You'd need to decide which date(s) you want to take your IELTS test. The main papers (Listening, Reading and Writing papers) are taken together (around 2 hours and 45 minutes in total) on either a Thursday or Saturday morning while the Speaking paper (around 15-20 minutes) will either be held in the afternoon of the same day or on a different day.
In Singapore, the IELTS exam is held up to 3 or 4 times every month. Most of the time the main papers will be on a Saturday morning but occasionally it will be on a Thursday morning. However, because there are 4 different kinds of IELTS (IELTS Academic, IELTS General Training, "IELTS for UKVI" Academic and "IELTS for UKVI" General Training), it's important to actually find out the dates available for the type of IELTS you're taking.
The IELTS type with the most timings is "IELTS Academic" (around 3-4 times every month). The other 3 types of IELTS are available only 1 to 2 times a month.
e) When to register?
Bringing all the above together, here are my suggestions.

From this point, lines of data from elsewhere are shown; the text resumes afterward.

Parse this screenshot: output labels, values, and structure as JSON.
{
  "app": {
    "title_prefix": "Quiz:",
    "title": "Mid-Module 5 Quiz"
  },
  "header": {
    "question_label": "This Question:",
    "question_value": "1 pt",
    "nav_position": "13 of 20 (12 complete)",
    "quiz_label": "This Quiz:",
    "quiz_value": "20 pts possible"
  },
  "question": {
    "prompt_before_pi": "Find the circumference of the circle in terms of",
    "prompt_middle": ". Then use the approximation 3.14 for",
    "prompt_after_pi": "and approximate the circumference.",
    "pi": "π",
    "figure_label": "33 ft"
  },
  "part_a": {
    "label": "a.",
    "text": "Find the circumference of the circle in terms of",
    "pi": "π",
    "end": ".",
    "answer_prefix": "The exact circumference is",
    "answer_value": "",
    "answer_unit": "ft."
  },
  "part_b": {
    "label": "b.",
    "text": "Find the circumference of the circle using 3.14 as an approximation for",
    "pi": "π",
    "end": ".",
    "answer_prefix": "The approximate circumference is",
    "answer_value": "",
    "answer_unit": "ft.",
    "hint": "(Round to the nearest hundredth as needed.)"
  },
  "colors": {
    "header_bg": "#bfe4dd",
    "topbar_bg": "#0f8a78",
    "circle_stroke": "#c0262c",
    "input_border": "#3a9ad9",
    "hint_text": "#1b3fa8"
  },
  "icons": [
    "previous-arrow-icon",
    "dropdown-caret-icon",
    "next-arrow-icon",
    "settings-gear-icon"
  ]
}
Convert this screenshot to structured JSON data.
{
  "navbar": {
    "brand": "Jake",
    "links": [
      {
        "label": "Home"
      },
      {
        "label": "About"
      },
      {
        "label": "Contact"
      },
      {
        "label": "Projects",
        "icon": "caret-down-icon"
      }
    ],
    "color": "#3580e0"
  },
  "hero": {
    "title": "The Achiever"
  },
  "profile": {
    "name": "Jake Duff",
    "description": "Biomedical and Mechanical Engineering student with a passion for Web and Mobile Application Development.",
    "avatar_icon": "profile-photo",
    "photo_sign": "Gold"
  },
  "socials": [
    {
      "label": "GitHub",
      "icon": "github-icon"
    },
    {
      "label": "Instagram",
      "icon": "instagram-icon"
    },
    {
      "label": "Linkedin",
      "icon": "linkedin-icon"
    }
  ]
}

If you're taking either IELTS General Training, "IELTS for UKVI" Academic or "IELTS for UKVI" General Training, it's important to book maybe a few weeks to 2 months in advance as there are not many dates available for these types of IELTS. If you're taking IELTS Academic, it's not necessary to book so far in advance - maybe 2-4 weeks before you want to take your exam.
Why not just book as far in advance as possible? I would caution against this because you may not be prepared and you may end up taking the exam when you're not ready and then wasting S$300+. Trust me, many students do this and they regret booking their exam too early as they realize they are not prepared and they can't postpone their dates.
You also need to consider that the IELTS results will be given out 13 days from the day of the main papers. Therefore, if the organization that needs your IELTS has deadline for your results, you need to take this into account.
One more thing I want to address: when should you book your speaking test? Many students want to take their Speaking exam on the same day/afternoon of their main papers. Their rationale is that they can do everything in one day! This is something I'd advise against because you'll be very exhausted after the main papers in the morning and that would most likely affect your Speaking performance. In addition, you want to actually "prepare" for your Speaking test. Therefore, my suggestion would be sitting for your Speaking test on another day when you can prepare for it better.
How to register?
For both British Council and IDP, you can register for the IELTS exam online or at the organization itself. The most convenient way is to register online. Here's how to do so:
IELTS Registration: Step 1
Prepare the following materials before you start your registration process:
- A soft copy (gif or jpeg) of an image of your ID document or passport (for foreign nationalities in Singapore, you need the soft copy of your passport - you would also need to bring this on the test day).
- A valid VISA or MASTERCARD for online payment.
[Normal IELTS: S$330 (IDP), S$340 (British Council). "IELTS for UKVI": S$380 (IDP or British Council)]
IELTS Registration: Step 3
You'll receive all the information about your IELTS exam (location, timing, etc.) in your email. If you have any questions, just call the organization you registered with.